Records drawn from a dataset
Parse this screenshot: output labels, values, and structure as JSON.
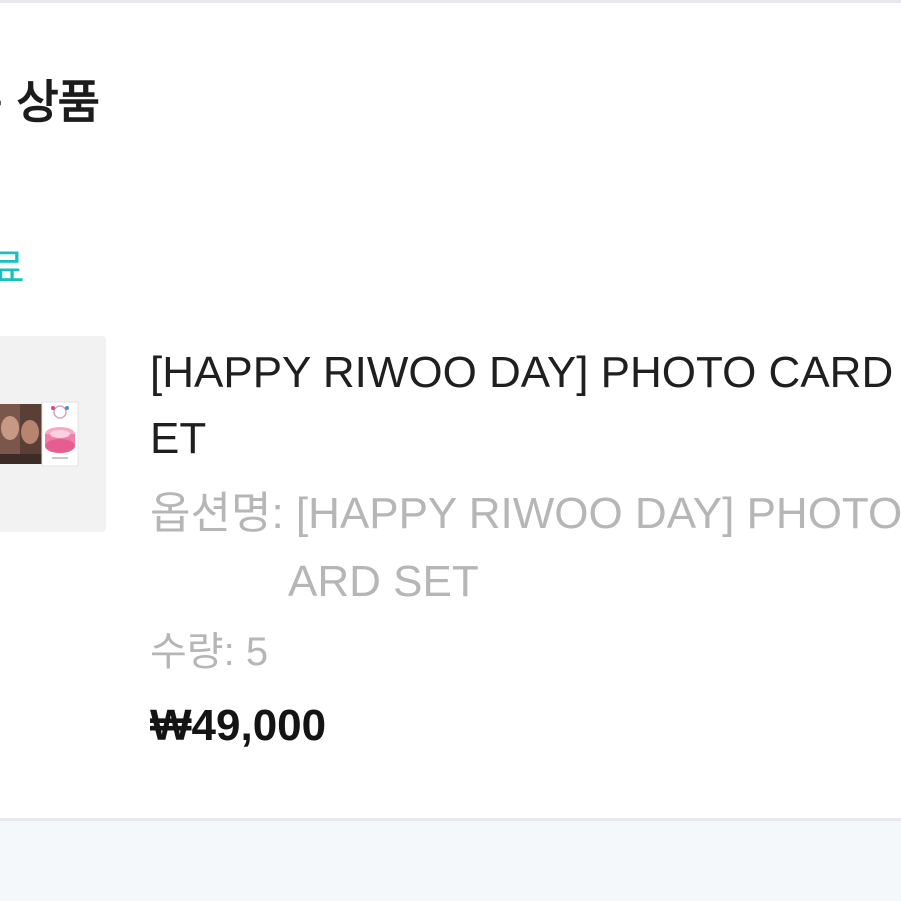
{
  "section": {
    "title": "문 상품"
  },
  "order": {
    "status": "완료",
    "status_color": "#17c1bd"
  },
  "item": {
    "thumbnail_icon": "product-photo-card-set-image",
    "name_line1": "[HAPPY RIWOO DAY] PHOTO CARD S",
    "name_line2": "ET",
    "option_line1": "옵션명: [HAPPY RIWOO DAY] PHOTO C",
    "option_line2": "ARD SET",
    "quantity": "수량: 5",
    "price": "₩49,000"
  }
}
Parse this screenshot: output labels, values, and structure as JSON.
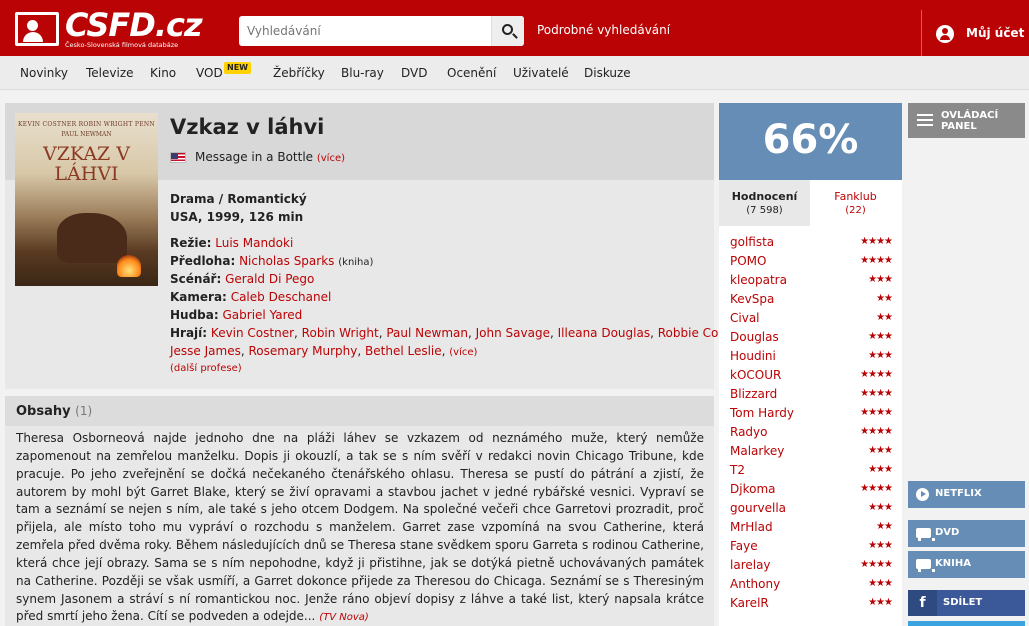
{
  "header": {
    "logo_text": "CSFD.cz",
    "logo_subtitle": "Česko-Slovenská filmová databáze",
    "search_placeholder": "Vyhledávání",
    "advanced_search": "Podrobné vyhledávání",
    "account": "Můj účet"
  },
  "nav": {
    "items": [
      "Novinky",
      "Televize",
      "Kino",
      "VOD",
      "Žebříčky",
      "Blu-ray",
      "DVD",
      "Ocenění",
      "Uživatelé",
      "Diskuze"
    ],
    "vod_badge": "NEW"
  },
  "movie": {
    "poster_cast_1": "KEVIN COSTNER    ROBIN WRIGHT PENN",
    "poster_cast_2": "PAUL NEWMAN",
    "poster_title": "VZKAZ V LÁHVI",
    "title": "Vzkaz v láhvi",
    "alt_title": "Message in a Bottle",
    "alt_more": "(více)",
    "genre": "Drama / Romantický",
    "origin": "USA, 1999, 126 min",
    "credits": {
      "director_label": "Režie:",
      "director": "Luis Mandoki",
      "source_label": "Předloha:",
      "source": "Nicholas Sparks",
      "source_note": "(kniha)",
      "writer_label": "Scénář:",
      "writer": "Gerald Di Pego",
      "camera_label": "Kamera:",
      "camera": "Caleb Deschanel",
      "music_label": "Hudba:",
      "music": "Gabriel Yared",
      "cast_label": "Hrají:",
      "cast": [
        "Kevin Costner",
        "Robin Wright",
        "Paul Newman",
        "John Savage",
        "Illeana Douglas",
        "Robbie Coltrane",
        "Jesse James",
        "Rosemary Murphy",
        "Bethel Leslie"
      ],
      "cast_more": "(více)",
      "other_professions": "(další profese)"
    }
  },
  "plot": {
    "title": "Obsahy",
    "count": "(1)",
    "text": "Theresa Osborneová najde jednoho dne na pláži láhev se vzkazem od neznámého muže, který nemůže zapomenout na zemřelou manželku. Dopis ji okouzlí, a tak se s ním svěří v redakci novin Chicago Tribune, kde pracuje. Po jeho zveřejnění se dočká nečekaného čtenářského ohlasu. Theresa se pustí do pátrání a zjistí, že autorem by mohl být Garret Blake, který se živí opravami a stavbou jachet v jedné rybářské vesnici. Vypraví se tam a seznámí se nejen s ním, ale také s jeho otcem Dodgem. Na společné večeři chce Garretovi prozradit, proč přijela, ale místo toho mu vypráví o rozchodu s manželem. Garret zase vzpomíná na svou Catherine, která zemřela před dvěma roky. Během následujících dnů se Theresa stane svědkem sporu Garreta s rodinou Catherine, která chce její obrazy. Sama se s ním nepohodne, když ji přistihne, jak se dotýká pietně uchovávaných památek na Catherine. Později se však usmíří, a Garret dokonce přijede za Theresou do Chicaga. Seznámí se s Theresiným synem Jasonem a stráví s ní romantickou noc. Jenže ráno objeví dopisy z láhve a také list, který napsala krátce před smrtí jeho žena. Cítí se podveden a odejde...",
    "source": "(TV Nova)"
  },
  "rating": {
    "percent": "66%",
    "tab_ratings": "Hodnocení",
    "tab_ratings_count": "(7 598)",
    "tab_fanclub": "Fanklub",
    "tab_fanclub_count": "(22)",
    "users": [
      {
        "name": "golfista",
        "stars": "★★★★"
      },
      {
        "name": "POMO",
        "stars": "★★★★"
      },
      {
        "name": "kleopatra",
        "stars": "★★★"
      },
      {
        "name": "KevSpa",
        "stars": "★★"
      },
      {
        "name": "Cival",
        "stars": "★★"
      },
      {
        "name": "Douglas",
        "stars": "★★★"
      },
      {
        "name": "Houdini",
        "stars": "★★★"
      },
      {
        "name": "kOCOUR",
        "stars": "★★★★"
      },
      {
        "name": "Blizzard",
        "stars": "★★★★"
      },
      {
        "name": "Tom Hardy",
        "stars": "★★★★"
      },
      {
        "name": "Radyo",
        "stars": "★★★★"
      },
      {
        "name": "Malarkey",
        "stars": "★★★"
      },
      {
        "name": "T2",
        "stars": "★★★"
      },
      {
        "name": "Djkoma",
        "stars": "★★★★"
      },
      {
        "name": "gourvella",
        "stars": "★★★"
      },
      {
        "name": "MrHlad",
        "stars": "★★"
      },
      {
        "name": "Faye",
        "stars": "★★★"
      },
      {
        "name": "larelay",
        "stars": "★★★★"
      },
      {
        "name": "Anthony",
        "stars": "★★★"
      },
      {
        "name": "KarelR",
        "stars": "★★★"
      }
    ]
  },
  "side": {
    "control_panel": "OVLÁDACÍ PANEL",
    "netflix": "NETFLIX",
    "dvd": "DVD",
    "book": "KNIHA",
    "share": "SDÍLET"
  }
}
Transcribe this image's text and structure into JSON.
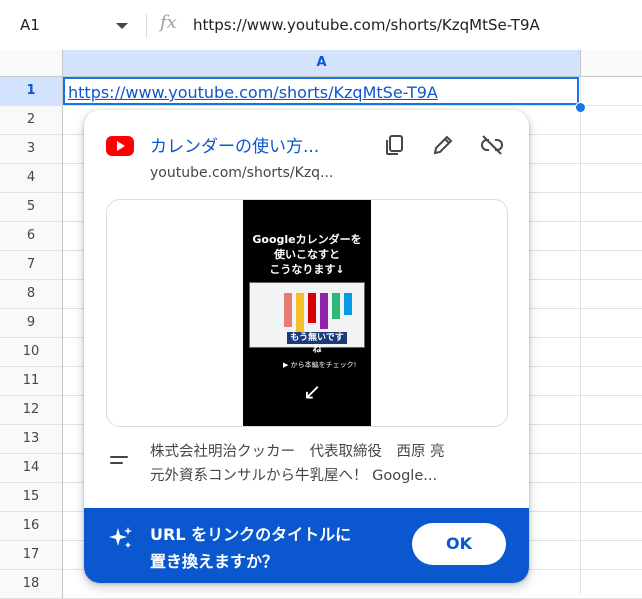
{
  "formula_bar": {
    "namebox": "A1",
    "fx_label": "fx",
    "value": "https://www.youtube.com/shorts/KzqMtSe-T9A"
  },
  "grid": {
    "column_headers": [
      "A"
    ],
    "row_numbers": [
      "1",
      "2",
      "3",
      "4",
      "5",
      "6",
      "7",
      "8",
      "9",
      "10",
      "11",
      "12",
      "13",
      "14",
      "15",
      "16",
      "17",
      "18"
    ],
    "cell_a1": "https://www.youtube.com/shorts/KzqMtSe-T9A"
  },
  "chip": {
    "title": "カレンダーの使い方...",
    "subtitle": "youtube.com/shorts/Kzq...",
    "actions": [
      "copy-icon",
      "edit-icon",
      "unlink-icon"
    ],
    "thumbnail": {
      "caption_line1": "Googleカレンダーを",
      "caption_line2": "使いこなすと",
      "caption_line3": "こうなります↓",
      "banner": "もう無いですね",
      "footer": "▶ から本編をチェック!"
    },
    "description_line1": "株式会社明治クッカー　代表取締役　西原 亮",
    "description_line2": "元外資系コンサルから牛乳屋へ！ Google..."
  },
  "suggestion": {
    "line1": "URL をリンクのタイトルに",
    "line2": "置き換えますか？",
    "ok_label": "OK"
  },
  "colors": {
    "accent": "#0b57d0",
    "youtube_red": "#ff0000",
    "selection": "#d3e3fd"
  }
}
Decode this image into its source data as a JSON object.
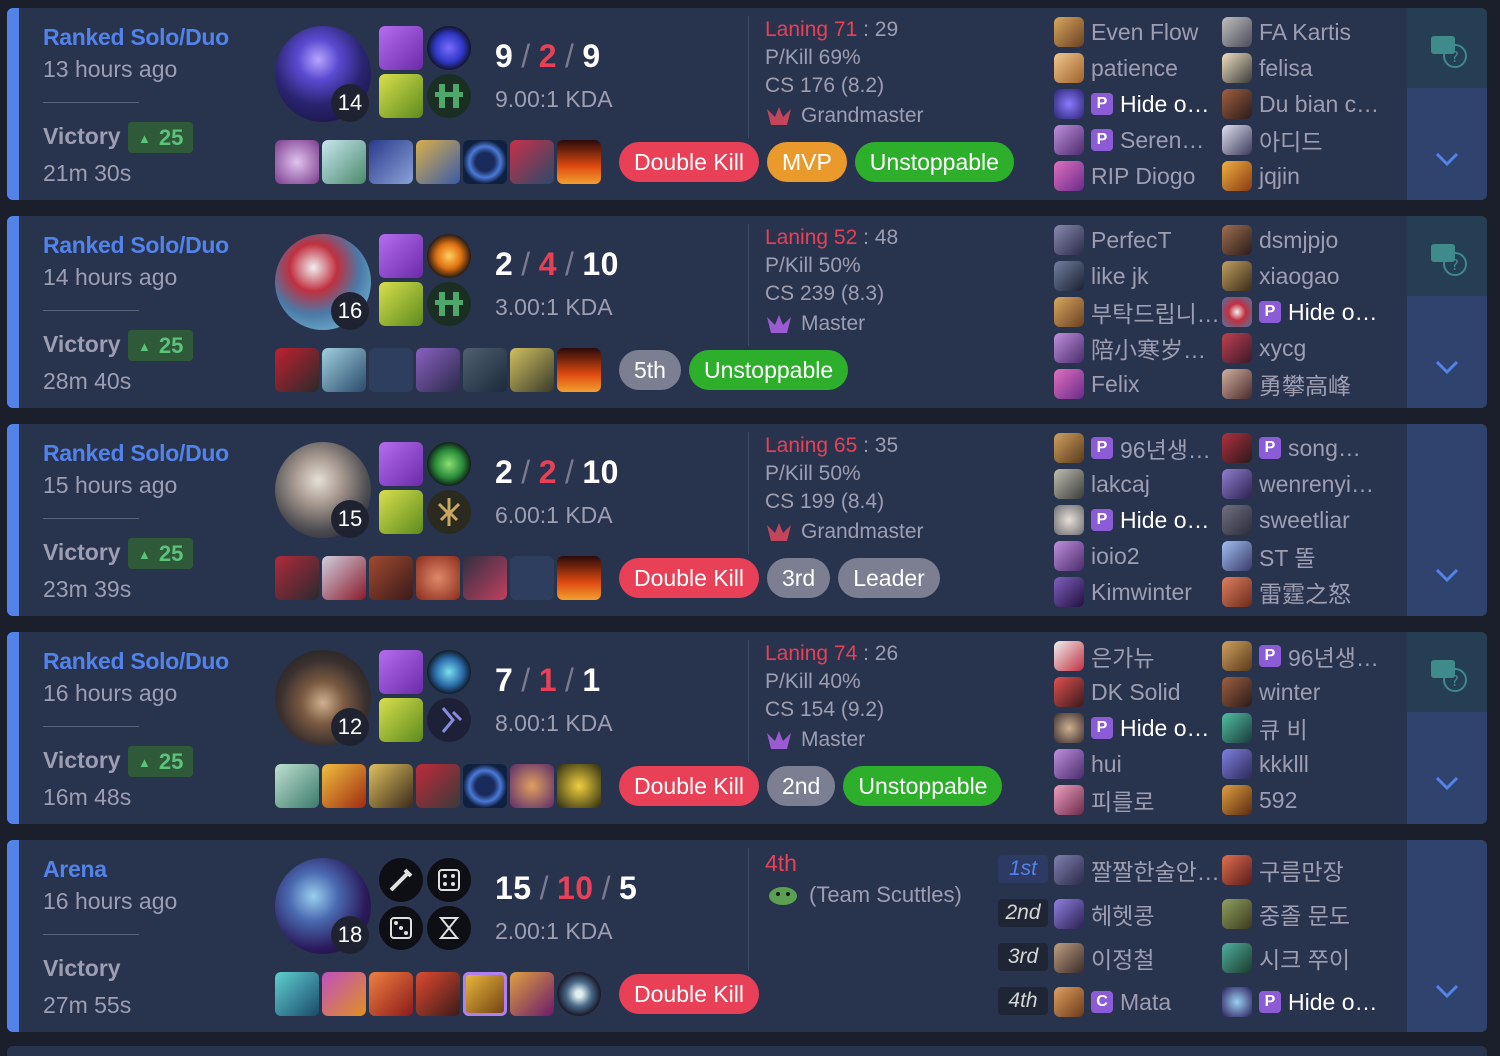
{
  "matches": [
    {
      "queue": "Ranked Solo/Duo",
      "ago": "13 hours ago",
      "result": "Victory",
      "lp": "25",
      "duration": "21m 30s",
      "level": "14",
      "kills": "9",
      "deaths": "2",
      "assists": "9",
      "kda": "9.00:1 KDA",
      "tags": [
        "Double Kill",
        "MVP",
        "Unstoppable"
      ],
      "laning": "Laning 71",
      "laning_opp": " : 29",
      "pkill": "P/Kill 69%",
      "cs": "CS 176 (8.2)",
      "rank": "Grandmaster",
      "players_left": [
        "Even Flow",
        "patience",
        "Hide o…",
        "Seren…",
        "RIP Diogo"
      ],
      "players_right": [
        "FA Kartis",
        "felisa",
        "Du bian c…",
        "아디드",
        "jqjin"
      ]
    },
    {
      "queue": "Ranked Solo/Duo",
      "ago": "14 hours ago",
      "result": "Victory",
      "lp": "25",
      "duration": "28m 40s",
      "level": "16",
      "kills": "2",
      "deaths": "4",
      "assists": "10",
      "kda": "3.00:1 KDA",
      "tags": [
        "5th",
        "Unstoppable"
      ],
      "laning": "Laning 52",
      "laning_opp": " : 48",
      "pkill": "P/Kill 50%",
      "cs": "CS 239 (8.3)",
      "rank": "Master",
      "players_left": [
        "PerfecT",
        "like jk",
        "부탁드립니…",
        "陪小寒岁…",
        "Felix"
      ],
      "players_right": [
        "dsmjpjo",
        "xiaogao",
        "Hide o…",
        "xycg",
        "勇攀高峰"
      ]
    },
    {
      "queue": "Ranked Solo/Duo",
      "ago": "15 hours ago",
      "result": "Victory",
      "lp": "25",
      "duration": "23m 39s",
      "level": "15",
      "kills": "2",
      "deaths": "2",
      "assists": "10",
      "kda": "6.00:1 KDA",
      "tags": [
        "Double Kill",
        "3rd",
        "Leader"
      ],
      "laning": "Laning 65",
      "laning_opp": " : 35",
      "pkill": "P/Kill 50%",
      "cs": "CS 199 (8.4)",
      "rank": "Grandmaster",
      "players_left": [
        "96년생…",
        "lakcaj",
        "Hide o…",
        "ioio2",
        "Kimwinter"
      ],
      "players_right": [
        "song…",
        "wenrenyi…",
        "sweetliar",
        "ST 똘",
        "雷霆之怒"
      ]
    },
    {
      "queue": "Ranked Solo/Duo",
      "ago": "16 hours ago",
      "result": "Victory",
      "lp": "25",
      "duration": "16m 48s",
      "level": "12",
      "kills": "7",
      "deaths": "1",
      "assists": "1",
      "kda": "8.00:1 KDA",
      "tags": [
        "Double Kill",
        "2nd",
        "Unstoppable"
      ],
      "laning": "Laning 74",
      "laning_opp": " : 26",
      "pkill": "P/Kill 40%",
      "cs": "CS 154 (9.2)",
      "rank": "Master",
      "players_left": [
        "은가뉴",
        "DK Solid",
        "Hide o…",
        "hui",
        "피를로"
      ],
      "players_right": [
        "96년생…",
        "winter",
        "큐 비",
        "kkklll",
        "592"
      ]
    },
    {
      "queue": "Arena",
      "ago": "16 hours ago",
      "result": "Victory",
      "duration": "27m 55s",
      "level": "18",
      "kills": "15",
      "deaths": "10",
      "assists": "5",
      "kda": "2.00:1 KDA",
      "tags": [
        "Double Kill"
      ],
      "placement": "4th",
      "team": "(Team Scuttles)",
      "places": [
        "1st",
        "2nd",
        "3rd",
        "4th"
      ],
      "players_left": [
        "짤짤한술안…",
        "헤헷콩",
        "이정철",
        "Mata"
      ],
      "players_right": [
        "구름만장",
        "중졸 문도",
        "시크 쭈이",
        "Hide o…"
      ]
    }
  ],
  "badges": {
    "premium": "P",
    "coach": "C"
  },
  "colors": {
    "win_bar": "#5383e8",
    "card_bg": "#28344e",
    "death_red": "#e84057",
    "lp_green": "#5ec27a"
  },
  "icons": [
    "question-chat-icon",
    "chevron-down-icon",
    "rank-emblem-icon"
  ]
}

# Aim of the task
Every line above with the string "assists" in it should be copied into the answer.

# Response below
      "assists": "9",
      "assists": "10",
      "assists": "10",
      "assists": "1",
      "assists": "5",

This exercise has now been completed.